Task:
Copy out the entries exactly, and wherever a picture appears, leave it out.

Data to process:
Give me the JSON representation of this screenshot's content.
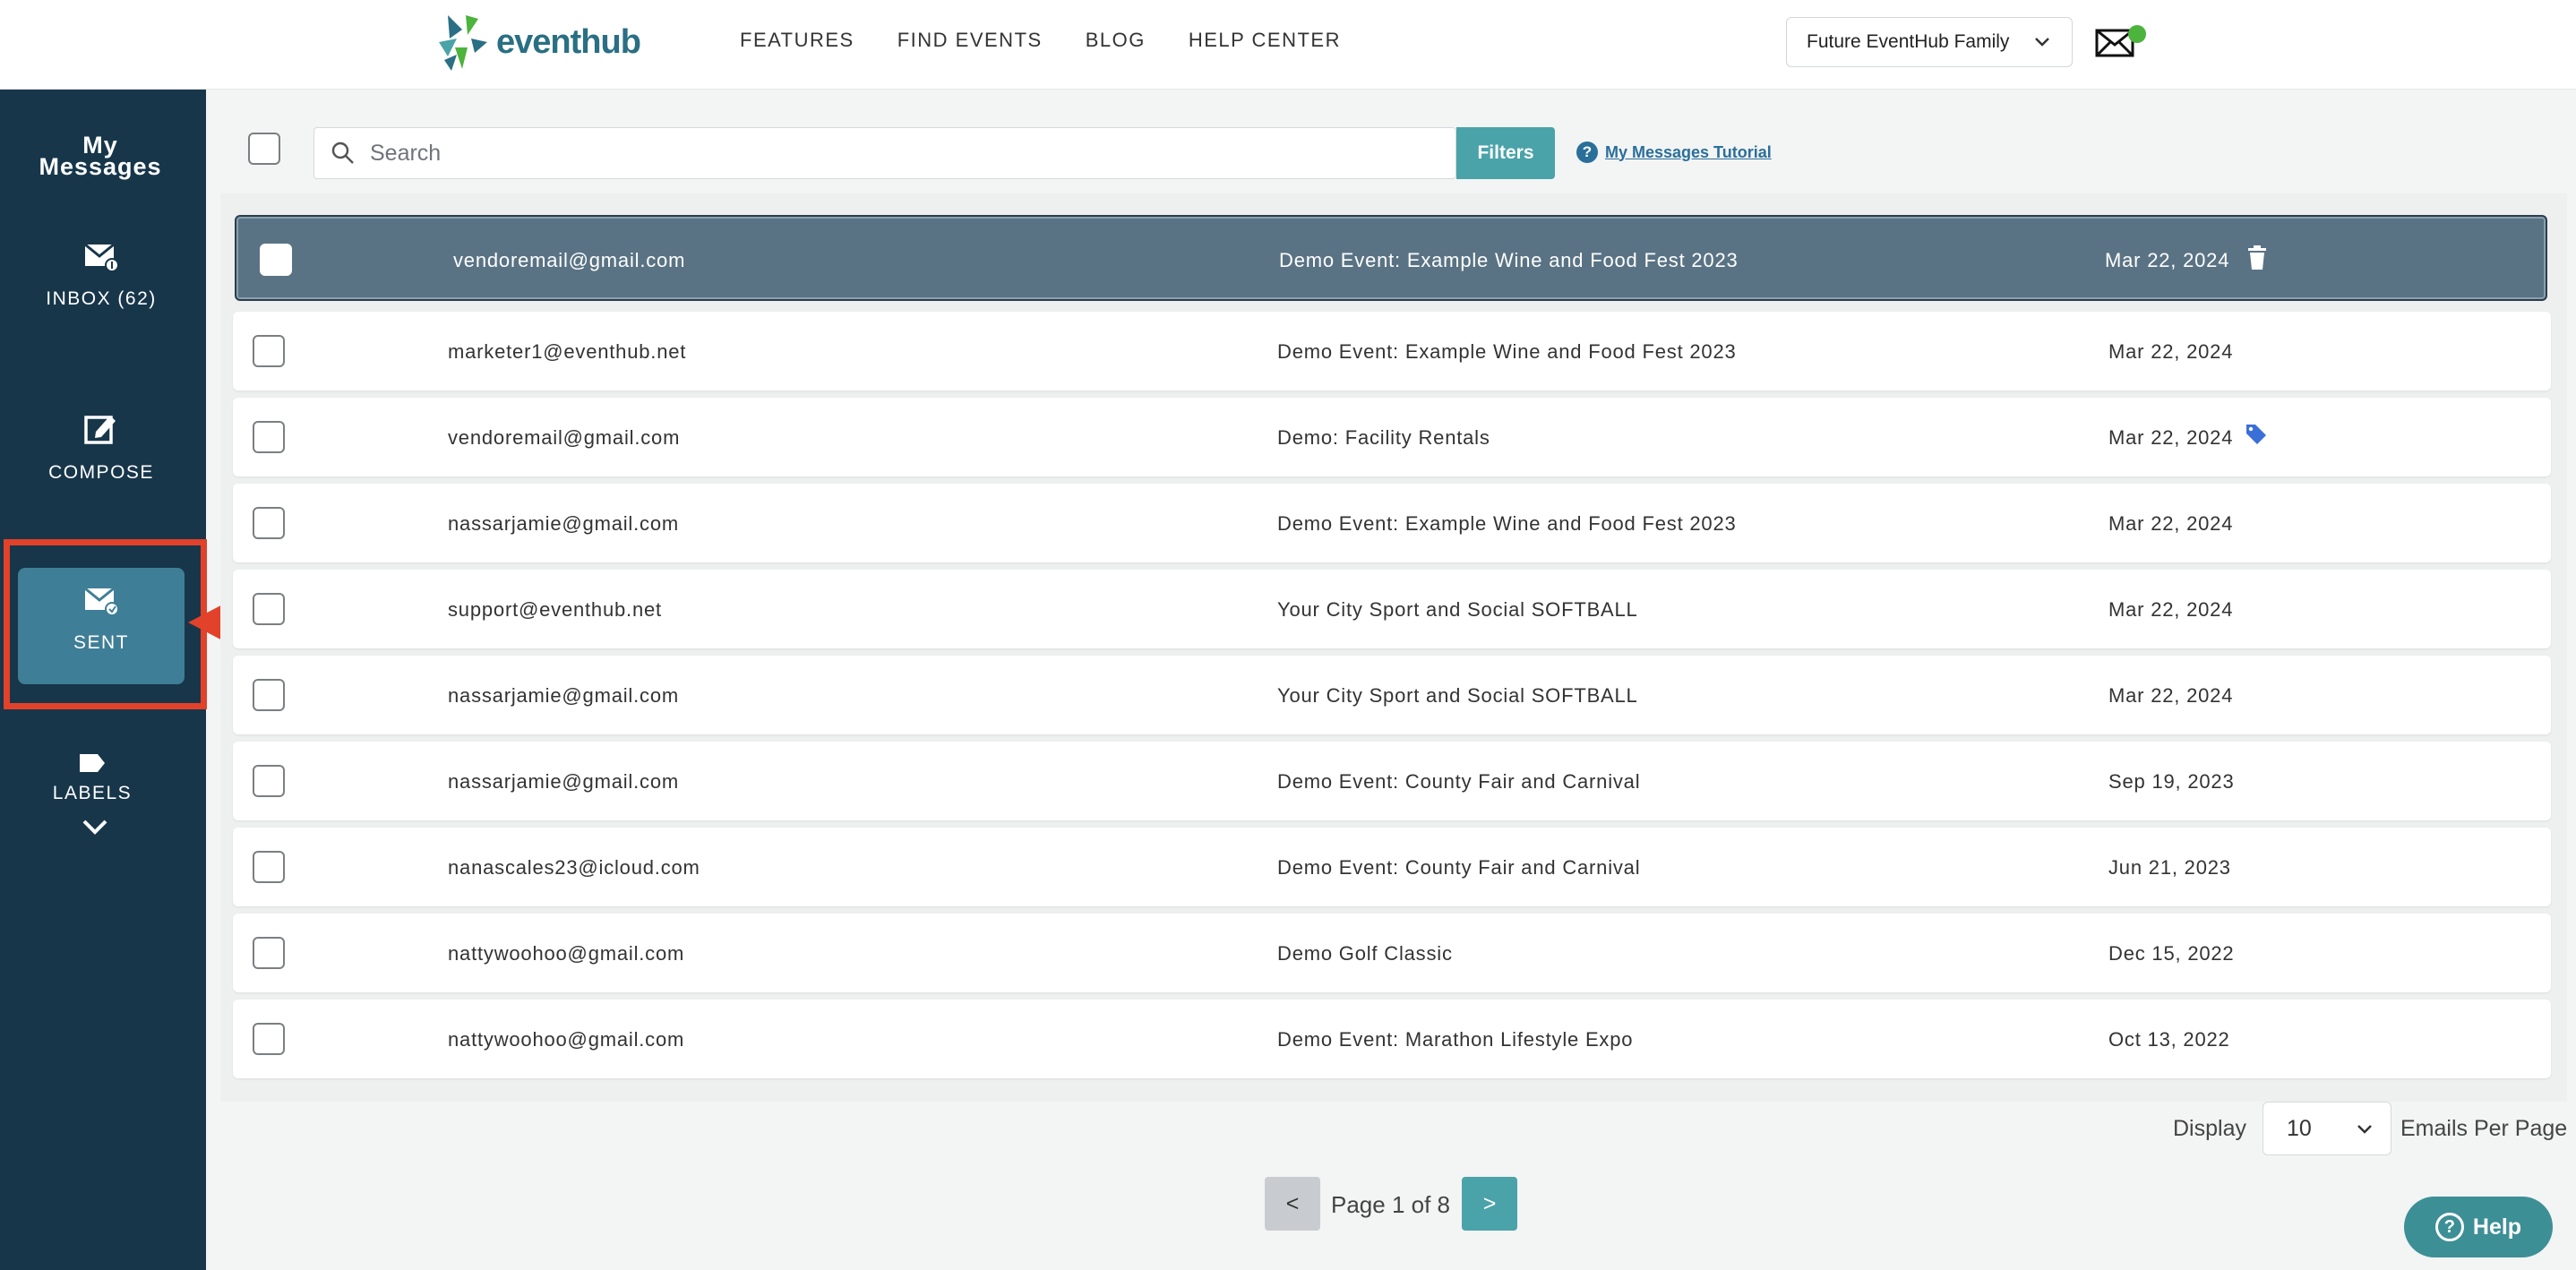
{
  "brand": {
    "name": "eventhub"
  },
  "nav": {
    "items": [
      "FEATURES",
      "FIND EVENTS",
      "BLOG",
      "HELP CENTER"
    ]
  },
  "account": {
    "name": "Future EventHub Family"
  },
  "sidebar": {
    "title_line1": "My",
    "title_line2": "Messages",
    "inbox": "INBOX (62)",
    "compose": "COMPOSE",
    "sent": "SENT",
    "labels": "LABELS"
  },
  "toolbar": {
    "search_placeholder": "Search",
    "filters": "Filters",
    "tutorial": "My Messages Tutorial"
  },
  "messages": [
    {
      "from": "vendoremail@gmail.com",
      "subject": "Demo Event: Example Wine and Food Fest 2023",
      "date": "Mar 22, 2024"
    },
    {
      "from": "marketer1@eventhub.net",
      "subject": "Demo Event: Example Wine and Food Fest 2023",
      "date": "Mar 22, 2024"
    },
    {
      "from": "vendoremail@gmail.com",
      "subject": "Demo: Facility Rentals",
      "date": "Mar 22, 2024"
    },
    {
      "from": "nassarjamie@gmail.com",
      "subject": "Demo Event: Example Wine and Food Fest 2023",
      "date": "Mar 22, 2024"
    },
    {
      "from": "support@eventhub.net",
      "subject": "Your City Sport and Social SOFTBALL",
      "date": "Mar 22, 2024"
    },
    {
      "from": "nassarjamie@gmail.com",
      "subject": "Your City Sport and Social SOFTBALL",
      "date": "Mar 22, 2024"
    },
    {
      "from": "nassarjamie@gmail.com",
      "subject": "Demo Event: County Fair and Carnival",
      "date": "Sep 19, 2023"
    },
    {
      "from": "nanascales23@icloud.com",
      "subject": "Demo Event: County Fair and Carnival",
      "date": "Jun 21, 2023"
    },
    {
      "from": "nattywoohoo@gmail.com",
      "subject": "Demo Golf Classic",
      "date": "Dec 15, 2022"
    },
    {
      "from": "nattywoohoo@gmail.com",
      "subject": "Demo Event: Marathon Lifestyle Expo",
      "date": "Oct 13, 2022"
    }
  ],
  "footer": {
    "display_label": "Display",
    "display_value": "10",
    "per_page_label": "Emails Per Page",
    "prev": "<",
    "page_text": "Page 1 of 8",
    "next": ">",
    "help": "Help"
  },
  "colors": {
    "sidebar": "#17364a",
    "accent": "#4aa3a9",
    "selected_row": "#5a7384",
    "highlight": "#e2412a"
  }
}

Result of the exercise:
Give me the JSON representation of this screenshot's content.
{
  "brand": {
    "name": "eventhub"
  },
  "nav": {
    "items": [
      "FEATURES",
      "FIND EVENTS",
      "BLOG",
      "HELP CENTER"
    ]
  },
  "account": {
    "name": "Future EventHub Family"
  },
  "sidebar": {
    "title_line1": "My",
    "title_line2": "Messages",
    "inbox": "INBOX (62)",
    "compose": "COMPOSE",
    "sent": "SENT",
    "labels": "LABELS"
  },
  "toolbar": {
    "search_placeholder": "Search",
    "filters": "Filters",
    "tutorial": "My Messages Tutorial"
  },
  "messages": [
    {
      "from": "vendoremail@gmail.com",
      "subject": "Demo Event: Example Wine and Food Fest 2023",
      "date": "Mar 22, 2024"
    },
    {
      "from": "marketer1@eventhub.net",
      "subject": "Demo Event: Example Wine and Food Fest 2023",
      "date": "Mar 22, 2024"
    },
    {
      "from": "vendoremail@gmail.com",
      "subject": "Demo: Facility Rentals",
      "date": "Mar 22, 2024"
    },
    {
      "from": "nassarjamie@gmail.com",
      "subject": "Demo Event: Example Wine and Food Fest 2023",
      "date": "Mar 22, 2024"
    },
    {
      "from": "support@eventhub.net",
      "subject": "Your City Sport and Social SOFTBALL",
      "date": "Mar 22, 2024"
    },
    {
      "from": "nassarjamie@gmail.com",
      "subject": "Your City Sport and Social SOFTBALL",
      "date": "Mar 22, 2024"
    },
    {
      "from": "nassarjamie@gmail.com",
      "subject": "Demo Event: County Fair and Carnival",
      "date": "Sep 19, 2023"
    },
    {
      "from": "nanascales23@icloud.com",
      "subject": "Demo Event: County Fair and Carnival",
      "date": "Jun 21, 2023"
    },
    {
      "from": "nattywoohoo@gmail.com",
      "subject": "Demo Golf Classic",
      "date": "Dec 15, 2022"
    },
    {
      "from": "nattywoohoo@gmail.com",
      "subject": "Demo Event: Marathon Lifestyle Expo",
      "date": "Oct 13, 2022"
    }
  ],
  "footer": {
    "display_label": "Display",
    "display_value": "10",
    "per_page_label": "Emails Per Page",
    "prev": "<",
    "page_text": "Page 1 of 8",
    "next": ">",
    "help": "Help"
  },
  "colors": {
    "sidebar": "#17364a",
    "accent": "#4aa3a9",
    "selected_row": "#5a7384",
    "highlight": "#e2412a"
  }
}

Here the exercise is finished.